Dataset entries
-------------------------
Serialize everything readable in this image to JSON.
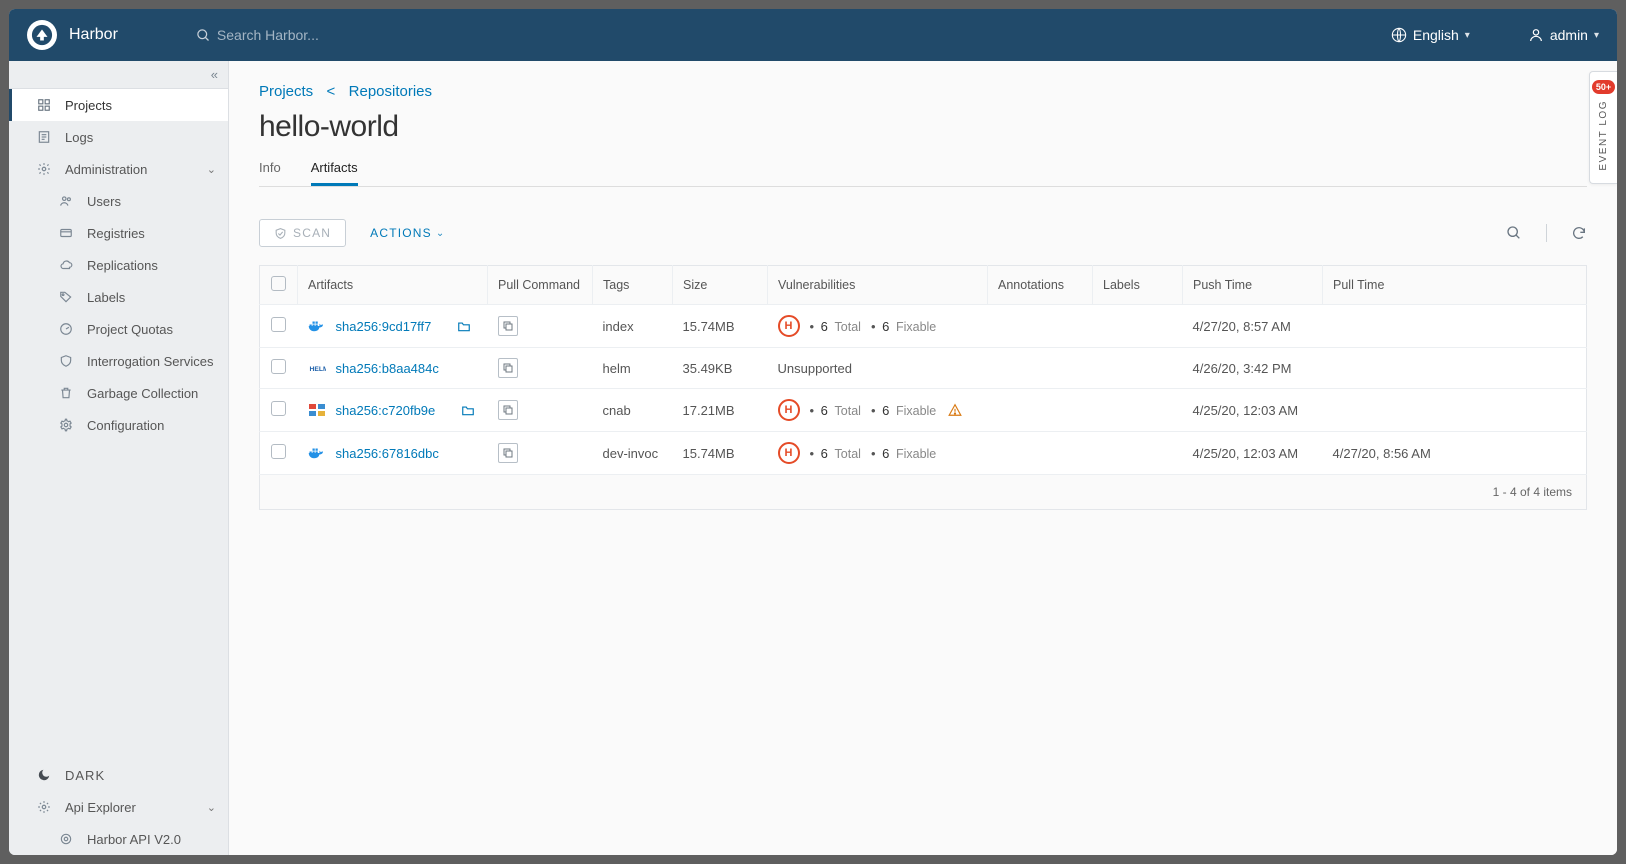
{
  "header": {
    "app_name": "Harbor",
    "search_placeholder": "Search Harbor...",
    "language": "English",
    "user": "admin"
  },
  "sidebar": {
    "projects": "Projects",
    "logs": "Logs",
    "administration": "Administration",
    "admin_items": {
      "users": "Users",
      "registries": "Registries",
      "replications": "Replications",
      "labels": "Labels",
      "project_quotas": "Project Quotas",
      "interrogation": "Interrogation Services",
      "garbage_collection": "Garbage Collection",
      "configuration": "Configuration"
    },
    "dark": "DARK",
    "api_explorer": "Api Explorer",
    "harbor_api": "Harbor API V2.0"
  },
  "breadcrumb": {
    "projects": "Projects",
    "repositories": "Repositories"
  },
  "page_title": "hello-world",
  "tabs": {
    "info": "Info",
    "artifacts": "Artifacts"
  },
  "toolbar": {
    "scan": "SCAN",
    "actions": "ACTIONS"
  },
  "columns": {
    "artifacts": "Artifacts",
    "pull_command": "Pull Command",
    "tags": "Tags",
    "size": "Size",
    "vulnerabilities": "Vulnerabilities",
    "annotations": "Annotations",
    "labels": "Labels",
    "push_time": "Push Time",
    "pull_time": "Pull Time"
  },
  "rows": [
    {
      "type": "docker",
      "hash": "sha256:9cd17ff7",
      "has_folder": true,
      "tag": "index",
      "size": "15.74MB",
      "vuln_severity": "H",
      "vuln_total": "6",
      "vuln_total_label": "Total",
      "vuln_fixable": "6",
      "vuln_fixable_label": "Fixable",
      "vuln_unsupported": "",
      "warn": false,
      "push_time": "4/27/20, 8:57 AM",
      "pull_time": ""
    },
    {
      "type": "helm",
      "hash": "sha256:b8aa484c",
      "has_folder": false,
      "tag": "helm",
      "size": "35.49KB",
      "vuln_severity": "",
      "vuln_total": "",
      "vuln_total_label": "",
      "vuln_fixable": "",
      "vuln_fixable_label": "",
      "vuln_unsupported": "Unsupported",
      "warn": false,
      "push_time": "4/26/20, 3:42 PM",
      "pull_time": ""
    },
    {
      "type": "cnab",
      "hash": "sha256:c720fb9e",
      "has_folder": true,
      "tag": "cnab",
      "size": "17.21MB",
      "vuln_severity": "H",
      "vuln_total": "6",
      "vuln_total_label": "Total",
      "vuln_fixable": "6",
      "vuln_fixable_label": "Fixable",
      "vuln_unsupported": "",
      "warn": true,
      "push_time": "4/25/20, 12:03 AM",
      "pull_time": ""
    },
    {
      "type": "docker",
      "hash": "sha256:67816dbc",
      "has_folder": false,
      "tag": "dev-invoc",
      "size": "15.74MB",
      "vuln_severity": "H",
      "vuln_total": "6",
      "vuln_total_label": "Total",
      "vuln_fixable": "6",
      "vuln_fixable_label": "Fixable",
      "vuln_unsupported": "",
      "warn": false,
      "push_time": "4/25/20, 12:03 AM",
      "pull_time": "4/27/20, 8:56 AM"
    }
  ],
  "footer": "1 - 4 of 4 items",
  "event_log": {
    "badge": "50+",
    "label": "EVENT LOG"
  }
}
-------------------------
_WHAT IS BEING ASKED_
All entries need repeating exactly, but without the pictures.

_RESPONSE BOX_
Serialize everything readable in this image to JSON.
{
  "header": {
    "app_name": "Harbor",
    "search_placeholder": "Search Harbor...",
    "language": "English",
    "user": "admin"
  },
  "sidebar": {
    "projects": "Projects",
    "logs": "Logs",
    "administration": "Administration",
    "admin_items": {
      "users": "Users",
      "registries": "Registries",
      "replications": "Replications",
      "labels": "Labels",
      "project_quotas": "Project Quotas",
      "interrogation": "Interrogation Services",
      "garbage_collection": "Garbage Collection",
      "configuration": "Configuration"
    },
    "dark": "DARK",
    "api_explorer": "Api Explorer",
    "harbor_api": "Harbor API V2.0"
  },
  "breadcrumb": {
    "projects": "Projects",
    "repositories": "Repositories"
  },
  "page_title": "hello-world",
  "tabs": {
    "info": "Info",
    "artifacts": "Artifacts"
  },
  "toolbar": {
    "scan": "SCAN",
    "actions": "ACTIONS"
  },
  "columns": {
    "artifacts": "Artifacts",
    "pull_command": "Pull Command",
    "tags": "Tags",
    "size": "Size",
    "vulnerabilities": "Vulnerabilities",
    "annotations": "Annotations",
    "labels": "Labels",
    "push_time": "Push Time",
    "pull_time": "Pull Time"
  },
  "rows": [
    {
      "type": "docker",
      "hash": "sha256:9cd17ff7",
      "has_folder": true,
      "tag": "index",
      "size": "15.74MB",
      "vuln_severity": "H",
      "vuln_total": "6",
      "vuln_total_label": "Total",
      "vuln_fixable": "6",
      "vuln_fixable_label": "Fixable",
      "vuln_unsupported": "",
      "warn": false,
      "push_time": "4/27/20, 8:57 AM",
      "pull_time": ""
    },
    {
      "type": "helm",
      "hash": "sha256:b8aa484c",
      "has_folder": false,
      "tag": "helm",
      "size": "35.49KB",
      "vuln_severity": "",
      "vuln_total": "",
      "vuln_total_label": "",
      "vuln_fixable": "",
      "vuln_fixable_label": "",
      "vuln_unsupported": "Unsupported",
      "warn": false,
      "push_time": "4/26/20, 3:42 PM",
      "pull_time": ""
    },
    {
      "type": "cnab",
      "hash": "sha256:c720fb9e",
      "has_folder": true,
      "tag": "cnab",
      "size": "17.21MB",
      "vuln_severity": "H",
      "vuln_total": "6",
      "vuln_total_label": "Total",
      "vuln_fixable": "6",
      "vuln_fixable_label": "Fixable",
      "vuln_unsupported": "",
      "warn": true,
      "push_time": "4/25/20, 12:03 AM",
      "pull_time": ""
    },
    {
      "type": "docker",
      "hash": "sha256:67816dbc",
      "has_folder": false,
      "tag": "dev-invoc",
      "size": "15.74MB",
      "vuln_severity": "H",
      "vuln_total": "6",
      "vuln_total_label": "Total",
      "vuln_fixable": "6",
      "vuln_fixable_label": "Fixable",
      "vuln_unsupported": "",
      "warn": false,
      "push_time": "4/25/20, 12:03 AM",
      "pull_time": "4/27/20, 8:56 AM"
    }
  ],
  "footer": "1 - 4 of 4 items",
  "event_log": {
    "badge": "50+",
    "label": "EVENT LOG"
  }
}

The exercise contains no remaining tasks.